▶ **ASSIGNMENT**
Looking through the records that follow, determine how many lines contain "Thin" and reply with that number alone.

+++ LISTED RECORDS

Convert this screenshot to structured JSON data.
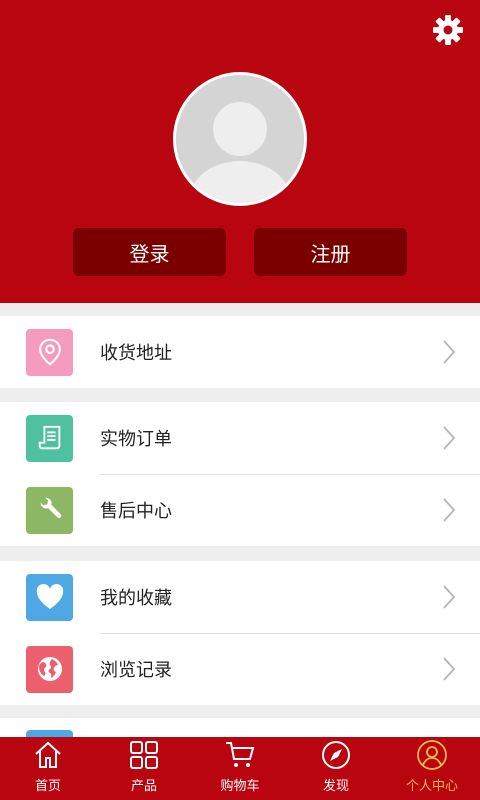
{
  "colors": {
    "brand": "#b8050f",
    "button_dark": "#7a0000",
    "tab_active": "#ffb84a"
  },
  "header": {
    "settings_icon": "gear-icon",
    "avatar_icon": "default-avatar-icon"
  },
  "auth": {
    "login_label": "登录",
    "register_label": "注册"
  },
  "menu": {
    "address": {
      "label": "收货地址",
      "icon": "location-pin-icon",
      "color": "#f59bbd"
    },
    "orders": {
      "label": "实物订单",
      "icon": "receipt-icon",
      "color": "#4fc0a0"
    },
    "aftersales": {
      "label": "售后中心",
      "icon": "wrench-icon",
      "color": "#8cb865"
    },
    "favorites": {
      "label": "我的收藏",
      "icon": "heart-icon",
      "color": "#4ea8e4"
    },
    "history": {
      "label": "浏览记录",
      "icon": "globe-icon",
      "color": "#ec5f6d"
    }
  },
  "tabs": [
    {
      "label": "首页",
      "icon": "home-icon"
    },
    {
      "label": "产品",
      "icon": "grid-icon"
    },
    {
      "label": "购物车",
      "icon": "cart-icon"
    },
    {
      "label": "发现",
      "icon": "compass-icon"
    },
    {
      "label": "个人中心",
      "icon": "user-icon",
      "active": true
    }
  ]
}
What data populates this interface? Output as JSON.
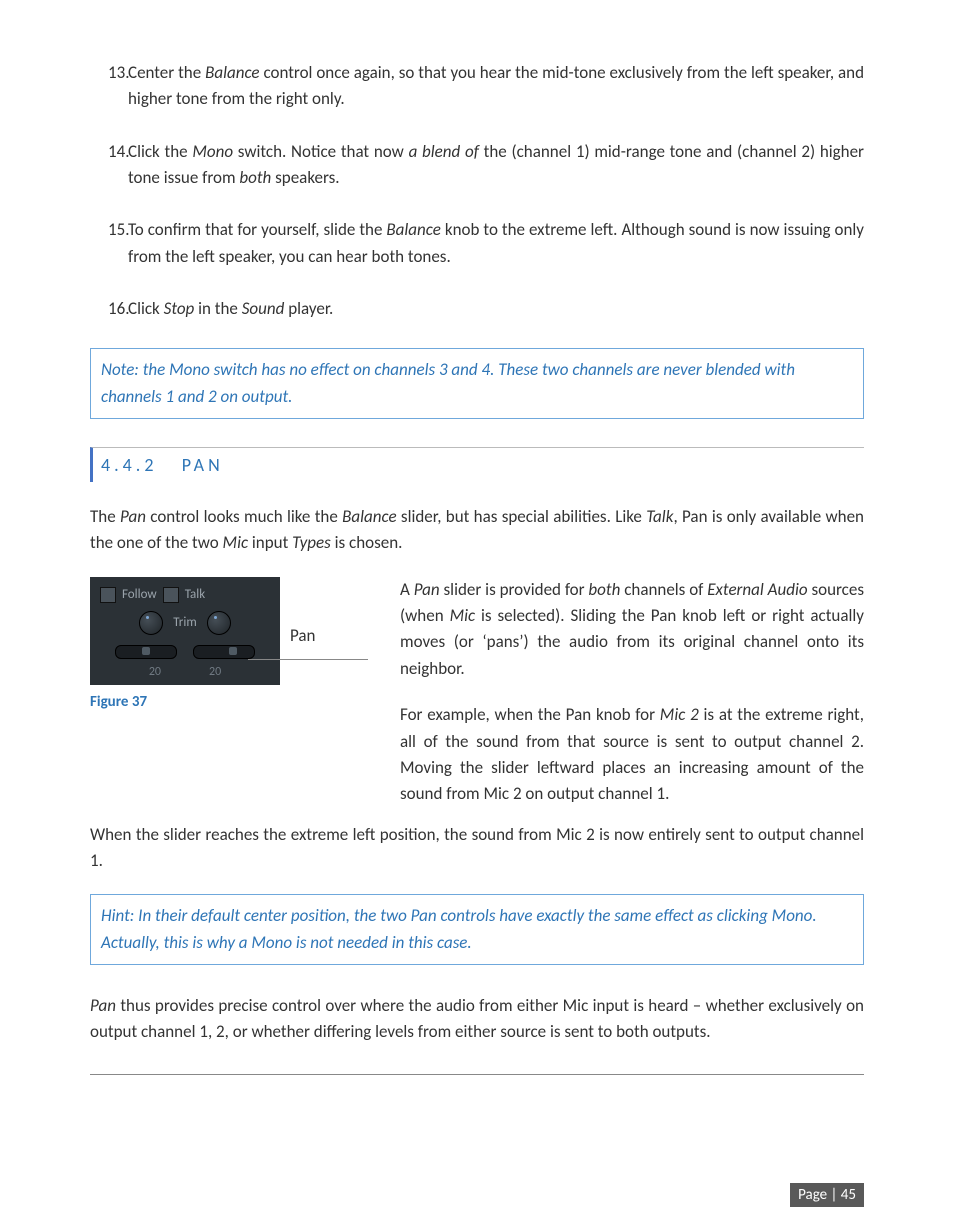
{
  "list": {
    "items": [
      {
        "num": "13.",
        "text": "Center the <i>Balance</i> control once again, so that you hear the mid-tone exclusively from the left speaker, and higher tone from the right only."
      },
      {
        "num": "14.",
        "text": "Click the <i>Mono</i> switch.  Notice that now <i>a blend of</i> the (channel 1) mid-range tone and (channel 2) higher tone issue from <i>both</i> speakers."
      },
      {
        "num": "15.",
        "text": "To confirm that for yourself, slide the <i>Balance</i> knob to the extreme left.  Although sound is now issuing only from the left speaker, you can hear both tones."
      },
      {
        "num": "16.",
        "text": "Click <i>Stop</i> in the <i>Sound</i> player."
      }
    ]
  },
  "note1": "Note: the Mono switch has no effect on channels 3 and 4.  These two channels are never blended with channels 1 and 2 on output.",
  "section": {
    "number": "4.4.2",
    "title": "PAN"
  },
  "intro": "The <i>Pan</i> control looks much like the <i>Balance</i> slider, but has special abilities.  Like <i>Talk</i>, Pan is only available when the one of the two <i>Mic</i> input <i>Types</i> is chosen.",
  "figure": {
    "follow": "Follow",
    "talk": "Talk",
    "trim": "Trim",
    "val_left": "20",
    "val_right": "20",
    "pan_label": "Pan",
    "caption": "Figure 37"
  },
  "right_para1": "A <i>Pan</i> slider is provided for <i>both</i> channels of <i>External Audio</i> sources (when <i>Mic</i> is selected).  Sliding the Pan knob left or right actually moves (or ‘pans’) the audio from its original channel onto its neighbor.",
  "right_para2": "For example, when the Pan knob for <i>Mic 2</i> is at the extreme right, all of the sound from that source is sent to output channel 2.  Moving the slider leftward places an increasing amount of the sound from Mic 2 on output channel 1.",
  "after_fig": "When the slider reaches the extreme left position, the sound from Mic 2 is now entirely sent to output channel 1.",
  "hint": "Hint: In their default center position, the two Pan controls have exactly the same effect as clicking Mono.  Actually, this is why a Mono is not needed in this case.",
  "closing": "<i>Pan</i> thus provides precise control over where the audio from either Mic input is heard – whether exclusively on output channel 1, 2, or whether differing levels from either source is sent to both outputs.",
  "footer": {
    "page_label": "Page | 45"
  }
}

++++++
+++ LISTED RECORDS

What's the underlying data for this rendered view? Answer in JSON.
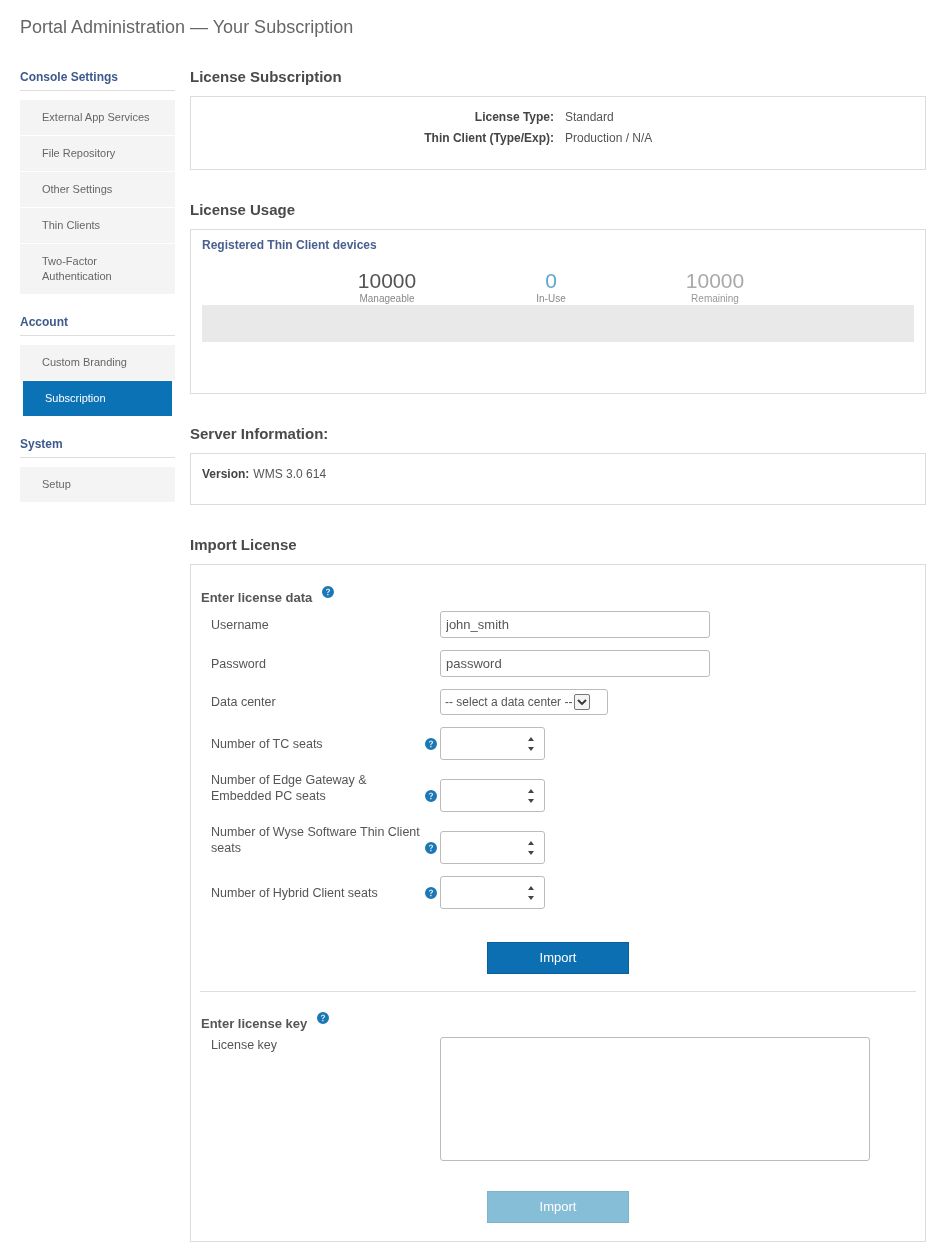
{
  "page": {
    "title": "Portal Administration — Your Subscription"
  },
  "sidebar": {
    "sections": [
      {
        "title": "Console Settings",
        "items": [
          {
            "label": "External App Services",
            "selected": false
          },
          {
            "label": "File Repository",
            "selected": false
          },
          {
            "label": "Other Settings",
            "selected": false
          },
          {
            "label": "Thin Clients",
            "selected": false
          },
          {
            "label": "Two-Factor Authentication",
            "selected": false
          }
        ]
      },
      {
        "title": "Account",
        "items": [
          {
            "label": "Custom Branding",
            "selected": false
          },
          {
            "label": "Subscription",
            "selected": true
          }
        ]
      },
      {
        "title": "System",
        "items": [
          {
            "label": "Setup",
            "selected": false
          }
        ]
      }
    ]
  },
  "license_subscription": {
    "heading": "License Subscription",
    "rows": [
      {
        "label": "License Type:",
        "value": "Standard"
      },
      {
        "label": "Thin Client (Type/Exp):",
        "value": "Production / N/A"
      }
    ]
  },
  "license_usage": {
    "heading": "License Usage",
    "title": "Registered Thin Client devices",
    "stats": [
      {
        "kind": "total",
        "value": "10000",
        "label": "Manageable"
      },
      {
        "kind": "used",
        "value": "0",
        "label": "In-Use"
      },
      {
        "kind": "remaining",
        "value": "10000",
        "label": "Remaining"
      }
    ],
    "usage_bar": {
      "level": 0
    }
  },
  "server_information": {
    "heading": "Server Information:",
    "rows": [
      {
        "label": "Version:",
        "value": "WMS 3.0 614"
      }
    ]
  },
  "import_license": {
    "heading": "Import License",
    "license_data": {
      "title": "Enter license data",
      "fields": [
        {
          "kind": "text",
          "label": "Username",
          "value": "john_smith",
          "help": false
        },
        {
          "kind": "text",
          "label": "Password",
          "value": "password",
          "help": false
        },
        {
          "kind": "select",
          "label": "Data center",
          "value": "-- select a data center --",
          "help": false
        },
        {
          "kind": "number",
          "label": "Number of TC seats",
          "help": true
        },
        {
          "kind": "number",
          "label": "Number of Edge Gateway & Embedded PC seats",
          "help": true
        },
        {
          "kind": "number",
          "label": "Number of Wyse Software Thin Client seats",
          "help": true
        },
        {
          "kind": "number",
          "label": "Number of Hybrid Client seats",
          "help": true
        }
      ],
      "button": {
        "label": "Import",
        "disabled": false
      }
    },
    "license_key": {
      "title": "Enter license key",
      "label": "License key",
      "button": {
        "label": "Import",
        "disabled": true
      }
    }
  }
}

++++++

▶ **SOLUTION TO THIS EXERCISE**
4